AIM OF THE EXERCISE: Across the listing below, count the lines with "nExtension" in them. Write nothing but the number.

[[ GIVEN DATA open ]]

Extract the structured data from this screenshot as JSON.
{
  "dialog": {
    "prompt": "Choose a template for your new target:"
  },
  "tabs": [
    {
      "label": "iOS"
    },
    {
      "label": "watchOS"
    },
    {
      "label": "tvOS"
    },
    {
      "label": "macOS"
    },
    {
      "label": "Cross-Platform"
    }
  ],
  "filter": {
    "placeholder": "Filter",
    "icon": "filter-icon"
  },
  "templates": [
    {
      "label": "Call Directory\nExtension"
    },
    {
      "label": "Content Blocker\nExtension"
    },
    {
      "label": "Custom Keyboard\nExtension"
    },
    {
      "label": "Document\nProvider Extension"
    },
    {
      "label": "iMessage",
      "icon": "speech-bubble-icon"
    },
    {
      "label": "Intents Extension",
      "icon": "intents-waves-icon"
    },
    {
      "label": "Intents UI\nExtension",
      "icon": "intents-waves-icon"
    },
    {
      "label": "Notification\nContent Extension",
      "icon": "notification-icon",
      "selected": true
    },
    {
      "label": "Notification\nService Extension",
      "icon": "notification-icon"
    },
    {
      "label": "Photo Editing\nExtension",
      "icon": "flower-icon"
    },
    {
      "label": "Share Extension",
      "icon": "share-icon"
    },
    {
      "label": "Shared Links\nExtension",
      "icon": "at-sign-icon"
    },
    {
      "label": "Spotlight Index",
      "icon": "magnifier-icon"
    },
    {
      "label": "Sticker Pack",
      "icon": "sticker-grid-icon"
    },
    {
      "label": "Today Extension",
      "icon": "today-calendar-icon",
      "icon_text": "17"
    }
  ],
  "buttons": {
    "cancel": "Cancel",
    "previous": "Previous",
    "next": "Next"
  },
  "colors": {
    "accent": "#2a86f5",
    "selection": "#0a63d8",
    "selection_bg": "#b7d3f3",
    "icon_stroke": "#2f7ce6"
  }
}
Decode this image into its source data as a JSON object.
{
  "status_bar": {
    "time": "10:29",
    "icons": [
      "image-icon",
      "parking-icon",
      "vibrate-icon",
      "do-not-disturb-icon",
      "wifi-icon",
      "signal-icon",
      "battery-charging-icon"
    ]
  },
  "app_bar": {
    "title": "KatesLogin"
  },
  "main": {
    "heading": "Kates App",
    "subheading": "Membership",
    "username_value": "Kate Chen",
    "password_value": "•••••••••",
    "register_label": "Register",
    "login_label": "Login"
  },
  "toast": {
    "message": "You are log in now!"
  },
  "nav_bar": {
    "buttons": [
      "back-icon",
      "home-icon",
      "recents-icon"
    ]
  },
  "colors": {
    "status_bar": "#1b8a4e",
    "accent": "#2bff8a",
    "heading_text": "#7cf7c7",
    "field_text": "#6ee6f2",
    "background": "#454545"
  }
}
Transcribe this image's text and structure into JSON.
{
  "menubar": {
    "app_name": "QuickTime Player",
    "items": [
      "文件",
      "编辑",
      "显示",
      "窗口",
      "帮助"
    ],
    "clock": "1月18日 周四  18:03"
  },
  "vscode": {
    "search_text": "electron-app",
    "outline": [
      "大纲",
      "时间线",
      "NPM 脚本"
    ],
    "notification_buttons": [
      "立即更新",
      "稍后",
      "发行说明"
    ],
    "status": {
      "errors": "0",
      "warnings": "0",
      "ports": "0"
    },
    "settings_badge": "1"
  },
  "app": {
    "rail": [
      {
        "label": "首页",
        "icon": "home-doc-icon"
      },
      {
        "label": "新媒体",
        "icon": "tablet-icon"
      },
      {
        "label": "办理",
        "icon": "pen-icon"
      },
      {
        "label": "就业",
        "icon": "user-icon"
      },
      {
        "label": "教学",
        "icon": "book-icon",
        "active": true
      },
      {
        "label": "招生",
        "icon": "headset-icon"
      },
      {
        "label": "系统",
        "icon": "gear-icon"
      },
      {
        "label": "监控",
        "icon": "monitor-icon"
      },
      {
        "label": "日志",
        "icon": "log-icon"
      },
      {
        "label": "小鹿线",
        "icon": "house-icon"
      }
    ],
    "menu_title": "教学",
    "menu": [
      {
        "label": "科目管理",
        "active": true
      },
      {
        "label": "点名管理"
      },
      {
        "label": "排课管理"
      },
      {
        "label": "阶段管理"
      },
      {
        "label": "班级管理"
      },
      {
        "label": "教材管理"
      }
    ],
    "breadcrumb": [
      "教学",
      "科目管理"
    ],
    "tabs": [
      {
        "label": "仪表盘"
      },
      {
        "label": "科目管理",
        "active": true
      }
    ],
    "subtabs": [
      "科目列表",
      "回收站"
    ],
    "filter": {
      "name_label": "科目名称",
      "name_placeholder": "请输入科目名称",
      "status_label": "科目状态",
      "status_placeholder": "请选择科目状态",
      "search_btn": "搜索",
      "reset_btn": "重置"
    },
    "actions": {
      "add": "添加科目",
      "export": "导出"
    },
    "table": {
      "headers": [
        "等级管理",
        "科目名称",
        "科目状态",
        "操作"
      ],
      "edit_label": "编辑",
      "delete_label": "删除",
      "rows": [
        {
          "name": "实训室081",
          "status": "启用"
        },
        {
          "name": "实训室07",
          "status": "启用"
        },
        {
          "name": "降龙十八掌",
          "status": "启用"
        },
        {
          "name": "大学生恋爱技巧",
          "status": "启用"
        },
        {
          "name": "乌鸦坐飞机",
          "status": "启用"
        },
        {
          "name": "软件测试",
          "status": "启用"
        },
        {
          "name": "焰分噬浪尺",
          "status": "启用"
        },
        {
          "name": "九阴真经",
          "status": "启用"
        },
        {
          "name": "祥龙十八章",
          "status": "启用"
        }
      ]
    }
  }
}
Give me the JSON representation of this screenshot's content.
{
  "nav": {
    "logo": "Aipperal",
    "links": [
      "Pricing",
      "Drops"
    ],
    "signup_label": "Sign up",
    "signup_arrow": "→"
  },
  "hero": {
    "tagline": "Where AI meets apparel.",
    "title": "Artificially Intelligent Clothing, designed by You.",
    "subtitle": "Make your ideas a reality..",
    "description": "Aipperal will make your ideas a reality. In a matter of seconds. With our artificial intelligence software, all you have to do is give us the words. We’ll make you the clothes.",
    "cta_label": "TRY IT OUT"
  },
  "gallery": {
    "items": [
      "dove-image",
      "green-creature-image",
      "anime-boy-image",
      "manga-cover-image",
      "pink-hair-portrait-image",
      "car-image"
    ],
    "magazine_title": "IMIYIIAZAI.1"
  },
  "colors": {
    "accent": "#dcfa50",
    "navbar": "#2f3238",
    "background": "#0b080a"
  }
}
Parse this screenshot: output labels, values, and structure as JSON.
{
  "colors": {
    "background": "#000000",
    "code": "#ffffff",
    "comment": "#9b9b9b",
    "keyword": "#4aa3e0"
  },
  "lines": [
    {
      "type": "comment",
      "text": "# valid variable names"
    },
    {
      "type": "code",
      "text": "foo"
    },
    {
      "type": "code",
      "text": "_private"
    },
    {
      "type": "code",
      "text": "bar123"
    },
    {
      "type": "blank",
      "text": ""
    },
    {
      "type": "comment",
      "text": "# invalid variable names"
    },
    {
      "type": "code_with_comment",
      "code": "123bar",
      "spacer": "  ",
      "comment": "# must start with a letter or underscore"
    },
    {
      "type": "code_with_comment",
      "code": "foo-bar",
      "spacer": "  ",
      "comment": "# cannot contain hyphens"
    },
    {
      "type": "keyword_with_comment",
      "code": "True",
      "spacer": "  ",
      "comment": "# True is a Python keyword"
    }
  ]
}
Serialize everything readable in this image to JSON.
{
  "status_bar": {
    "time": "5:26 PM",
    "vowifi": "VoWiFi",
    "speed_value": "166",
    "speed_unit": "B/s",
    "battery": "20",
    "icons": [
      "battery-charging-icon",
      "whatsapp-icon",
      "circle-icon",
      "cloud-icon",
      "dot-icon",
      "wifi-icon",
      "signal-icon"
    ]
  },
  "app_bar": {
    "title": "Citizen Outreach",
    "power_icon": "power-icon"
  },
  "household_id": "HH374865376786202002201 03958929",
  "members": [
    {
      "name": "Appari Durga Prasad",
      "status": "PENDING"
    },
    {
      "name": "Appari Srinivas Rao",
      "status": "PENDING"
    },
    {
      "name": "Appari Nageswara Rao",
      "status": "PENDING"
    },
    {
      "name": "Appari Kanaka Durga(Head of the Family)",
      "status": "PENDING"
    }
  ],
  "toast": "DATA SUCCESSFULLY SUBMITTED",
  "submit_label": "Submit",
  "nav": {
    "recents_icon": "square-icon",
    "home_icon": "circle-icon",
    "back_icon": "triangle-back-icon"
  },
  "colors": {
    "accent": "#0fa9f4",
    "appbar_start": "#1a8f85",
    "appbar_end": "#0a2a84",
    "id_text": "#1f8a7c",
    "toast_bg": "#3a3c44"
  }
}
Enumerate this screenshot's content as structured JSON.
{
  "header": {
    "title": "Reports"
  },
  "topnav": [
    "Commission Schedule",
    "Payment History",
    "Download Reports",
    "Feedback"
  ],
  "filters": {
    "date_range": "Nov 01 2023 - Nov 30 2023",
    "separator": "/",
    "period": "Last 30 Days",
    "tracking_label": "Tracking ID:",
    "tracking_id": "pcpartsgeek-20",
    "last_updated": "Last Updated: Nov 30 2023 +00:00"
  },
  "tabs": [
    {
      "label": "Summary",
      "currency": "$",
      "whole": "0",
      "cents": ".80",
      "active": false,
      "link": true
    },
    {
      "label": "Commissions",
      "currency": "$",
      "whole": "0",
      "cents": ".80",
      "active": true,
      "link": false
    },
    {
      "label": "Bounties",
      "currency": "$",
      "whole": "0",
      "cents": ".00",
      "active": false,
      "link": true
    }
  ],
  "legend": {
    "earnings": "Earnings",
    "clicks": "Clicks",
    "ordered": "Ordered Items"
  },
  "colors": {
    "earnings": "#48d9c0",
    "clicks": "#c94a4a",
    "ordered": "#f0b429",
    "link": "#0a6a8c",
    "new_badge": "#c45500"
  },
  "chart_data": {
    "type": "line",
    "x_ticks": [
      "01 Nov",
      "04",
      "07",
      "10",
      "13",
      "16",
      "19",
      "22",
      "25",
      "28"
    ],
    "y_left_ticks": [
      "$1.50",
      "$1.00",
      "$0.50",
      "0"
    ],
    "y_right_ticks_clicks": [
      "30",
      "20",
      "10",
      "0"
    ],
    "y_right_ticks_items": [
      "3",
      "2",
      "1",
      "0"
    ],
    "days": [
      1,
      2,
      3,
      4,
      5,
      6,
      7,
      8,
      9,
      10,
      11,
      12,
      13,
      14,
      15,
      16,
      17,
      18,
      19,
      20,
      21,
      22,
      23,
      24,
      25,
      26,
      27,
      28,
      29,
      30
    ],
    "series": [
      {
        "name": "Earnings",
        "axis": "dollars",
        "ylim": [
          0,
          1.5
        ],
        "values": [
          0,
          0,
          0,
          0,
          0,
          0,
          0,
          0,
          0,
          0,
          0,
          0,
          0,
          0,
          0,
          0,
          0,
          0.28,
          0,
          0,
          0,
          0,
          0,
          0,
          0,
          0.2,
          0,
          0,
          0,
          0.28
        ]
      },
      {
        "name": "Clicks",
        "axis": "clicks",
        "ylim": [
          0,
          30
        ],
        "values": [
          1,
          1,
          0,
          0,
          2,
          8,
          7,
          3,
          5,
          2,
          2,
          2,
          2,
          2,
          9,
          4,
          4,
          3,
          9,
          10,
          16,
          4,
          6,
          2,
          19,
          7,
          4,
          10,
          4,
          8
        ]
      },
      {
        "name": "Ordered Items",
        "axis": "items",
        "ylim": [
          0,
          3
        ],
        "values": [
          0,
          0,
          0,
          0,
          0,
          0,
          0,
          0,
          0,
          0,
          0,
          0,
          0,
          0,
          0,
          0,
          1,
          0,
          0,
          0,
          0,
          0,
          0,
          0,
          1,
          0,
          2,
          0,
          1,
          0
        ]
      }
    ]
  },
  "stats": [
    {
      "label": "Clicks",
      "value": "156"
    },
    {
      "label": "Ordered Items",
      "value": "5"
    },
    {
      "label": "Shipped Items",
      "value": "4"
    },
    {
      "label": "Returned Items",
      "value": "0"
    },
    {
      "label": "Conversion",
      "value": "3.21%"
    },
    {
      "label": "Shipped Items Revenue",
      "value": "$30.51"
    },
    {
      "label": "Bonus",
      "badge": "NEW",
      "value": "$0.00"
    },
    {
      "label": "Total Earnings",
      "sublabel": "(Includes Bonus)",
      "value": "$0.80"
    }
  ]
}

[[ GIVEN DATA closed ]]

EXERCISE RESULT: 6